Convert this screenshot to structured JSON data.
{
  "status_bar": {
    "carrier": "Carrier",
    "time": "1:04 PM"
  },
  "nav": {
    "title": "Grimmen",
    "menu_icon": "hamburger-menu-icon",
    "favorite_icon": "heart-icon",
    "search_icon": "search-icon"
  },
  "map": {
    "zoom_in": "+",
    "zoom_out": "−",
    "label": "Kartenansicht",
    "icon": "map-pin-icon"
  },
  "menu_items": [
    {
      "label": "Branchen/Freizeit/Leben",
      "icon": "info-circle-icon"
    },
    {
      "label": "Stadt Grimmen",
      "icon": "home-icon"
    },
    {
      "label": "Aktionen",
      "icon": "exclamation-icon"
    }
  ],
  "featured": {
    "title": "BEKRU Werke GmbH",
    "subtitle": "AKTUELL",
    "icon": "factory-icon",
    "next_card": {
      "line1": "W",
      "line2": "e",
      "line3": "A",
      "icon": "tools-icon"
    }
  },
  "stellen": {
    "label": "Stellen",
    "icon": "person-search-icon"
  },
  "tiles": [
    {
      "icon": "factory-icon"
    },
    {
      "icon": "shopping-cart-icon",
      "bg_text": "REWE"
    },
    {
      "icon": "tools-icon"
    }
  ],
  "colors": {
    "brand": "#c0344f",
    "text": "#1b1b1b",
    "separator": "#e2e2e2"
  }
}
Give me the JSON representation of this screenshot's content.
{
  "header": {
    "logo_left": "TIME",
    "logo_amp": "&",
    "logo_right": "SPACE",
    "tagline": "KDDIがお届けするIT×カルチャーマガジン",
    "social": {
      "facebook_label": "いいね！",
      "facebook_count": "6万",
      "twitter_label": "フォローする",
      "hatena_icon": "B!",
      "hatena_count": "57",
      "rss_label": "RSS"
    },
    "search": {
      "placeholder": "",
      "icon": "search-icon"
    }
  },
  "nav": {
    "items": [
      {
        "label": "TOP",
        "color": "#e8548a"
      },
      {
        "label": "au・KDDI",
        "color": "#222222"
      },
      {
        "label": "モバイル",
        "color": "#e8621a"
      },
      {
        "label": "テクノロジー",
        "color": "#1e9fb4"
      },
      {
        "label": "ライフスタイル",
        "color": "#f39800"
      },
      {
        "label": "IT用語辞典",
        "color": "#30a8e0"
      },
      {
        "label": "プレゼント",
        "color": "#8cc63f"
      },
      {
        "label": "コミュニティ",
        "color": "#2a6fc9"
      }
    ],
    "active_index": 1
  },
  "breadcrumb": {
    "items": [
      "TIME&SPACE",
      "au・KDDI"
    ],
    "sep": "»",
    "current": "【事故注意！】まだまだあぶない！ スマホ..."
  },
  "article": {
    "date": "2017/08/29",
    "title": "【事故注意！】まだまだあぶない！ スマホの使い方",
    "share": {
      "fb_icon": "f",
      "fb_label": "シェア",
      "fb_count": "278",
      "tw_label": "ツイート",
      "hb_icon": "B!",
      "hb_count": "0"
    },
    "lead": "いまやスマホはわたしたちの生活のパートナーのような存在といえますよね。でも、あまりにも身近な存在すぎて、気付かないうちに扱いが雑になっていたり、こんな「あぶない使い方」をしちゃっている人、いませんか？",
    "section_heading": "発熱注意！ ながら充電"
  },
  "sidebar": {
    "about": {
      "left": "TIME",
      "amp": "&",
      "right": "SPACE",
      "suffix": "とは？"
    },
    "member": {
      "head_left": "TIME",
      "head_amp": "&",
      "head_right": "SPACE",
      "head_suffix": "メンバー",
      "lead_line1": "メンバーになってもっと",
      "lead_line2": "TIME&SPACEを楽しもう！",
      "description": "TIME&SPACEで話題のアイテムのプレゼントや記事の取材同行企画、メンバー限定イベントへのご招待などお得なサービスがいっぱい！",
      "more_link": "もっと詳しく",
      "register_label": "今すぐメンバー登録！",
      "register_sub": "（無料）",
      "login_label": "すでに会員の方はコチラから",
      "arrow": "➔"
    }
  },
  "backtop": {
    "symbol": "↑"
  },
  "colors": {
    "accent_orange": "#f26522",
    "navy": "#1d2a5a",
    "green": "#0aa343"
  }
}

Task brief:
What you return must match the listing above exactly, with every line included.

Response to the task:
Convert this screenshot to structured JSON data.
{
  "status_bar": {
    "carrier": "Carrier",
    "time": "1:04 PM"
  },
  "nav": {
    "title": "Grimmen",
    "menu_icon": "hamburger-menu-icon",
    "favorite_icon": "heart-icon",
    "search_icon": "search-icon"
  },
  "map": {
    "zoom_in": "+",
    "zoom_out": "−",
    "label": "Kartenansicht",
    "icon": "map-pin-icon"
  },
  "menu_items": [
    {
      "label": "Branchen/Freizeit/Leben",
      "icon": "info-circle-icon"
    },
    {
      "label": "Stadt Grimmen",
      "icon": "home-icon"
    },
    {
      "label": "Aktionen",
      "icon": "exclamation-icon"
    }
  ],
  "featured": {
    "title": "BEKRU Werke GmbH",
    "subtitle": "AKTUELL",
    "icon": "factory-icon",
    "next_card": {
      "line1": "W",
      "line2": "e",
      "line3": "A",
      "icon": "tools-icon"
    }
  },
  "stellen": {
    "label": "Stellen",
    "icon": "person-search-icon"
  },
  "tiles": [
    {
      "icon": "factory-icon"
    },
    {
      "icon": "shopping-cart-icon",
      "bg_text": "REWE"
    },
    {
      "icon": "tools-icon"
    }
  ],
  "colors": {
    "brand": "#c0344f",
    "text": "#1b1b1b",
    "separator": "#e2e2e2"
  }
}
Give me the JSON representation of this screenshot's content.
{
  "header": {
    "logo_left": "TIME",
    "logo_amp": "&",
    "logo_right": "SPACE",
    "tagline": "KDDIがお届けするIT×カルチャーマガジン",
    "social": {
      "facebook_label": "いいね！",
      "facebook_count": "6万",
      "twitter_label": "フォローする",
      "hatena_icon": "B!",
      "hatena_count": "57",
      "rss_label": "RSS"
    },
    "search": {
      "placeholder": "",
      "icon": "search-icon"
    }
  },
  "nav": {
    "items": [
      {
        "label": "TOP",
        "color": "#e8548a"
      },
      {
        "label": "au・KDDI",
        "color": "#222222"
      },
      {
        "label": "モバイル",
        "color": "#e8621a"
      },
      {
        "label": "テクノロジー",
        "color": "#1e9fb4"
      },
      {
        "label": "ライフスタイル",
        "color": "#f39800"
      },
      {
        "label": "IT用語辞典",
        "color": "#30a8e0"
      },
      {
        "label": "プレゼント",
        "color": "#8cc63f"
      },
      {
        "label": "コミュニティ",
        "color": "#2a6fc9"
      }
    ],
    "active_index": 1
  },
  "breadcrumb": {
    "items": [
      "TIME&SPACE",
      "au・KDDI"
    ],
    "sep": "»",
    "current": "【事故注意！】まだまだあぶない！ スマホ..."
  },
  "article": {
    "date": "2017/08/29",
    "title": "【事故注意！】まだまだあぶない！ スマホの使い方",
    "share": {
      "fb_icon": "f",
      "fb_label": "シェア",
      "fb_count": "278",
      "tw_label": "ツイート",
      "hb_icon": "B!",
      "hb_count": "0"
    },
    "lead": "いまやスマホはわたしたちの生活のパートナーのような存在といえますよね。でも、あまりにも身近な存在すぎて、気付かないうちに扱いが雑になっていたり、こんな「あぶない使い方」をしちゃっている人、いませんか？",
    "section_heading": "発熱注意！ ながら充電"
  },
  "sidebar": {
    "about": {
      "left": "TIME",
      "amp": "&",
      "right": "SPACE",
      "suffix": "とは？"
    },
    "member": {
      "head_left": "TIME",
      "head_amp": "&",
      "head_right": "SPACE",
      "head_suffix": "メンバー",
      "lead_line1": "メンバーになってもっと",
      "lead_line2": "TIME&SPACEを楽しもう！",
      "description": "TIME&SPACEで話題のアイテムのプレゼントや記事の取材同行企画、メンバー限定イベントへのご招待などお得なサービスがいっぱい！",
      "more_link": "もっと詳しく",
      "register_label": "今すぐメンバー登録！",
      "register_sub": "（無料）",
      "login_label": "すでに会員の方はコチラから",
      "arrow": "➔"
    }
  },
  "backtop": {
    "symbol": "↑"
  },
  "colors": {
    "accent_orange": "#f26522",
    "navy": "#1d2a5a",
    "green": "#0aa343"
  }
}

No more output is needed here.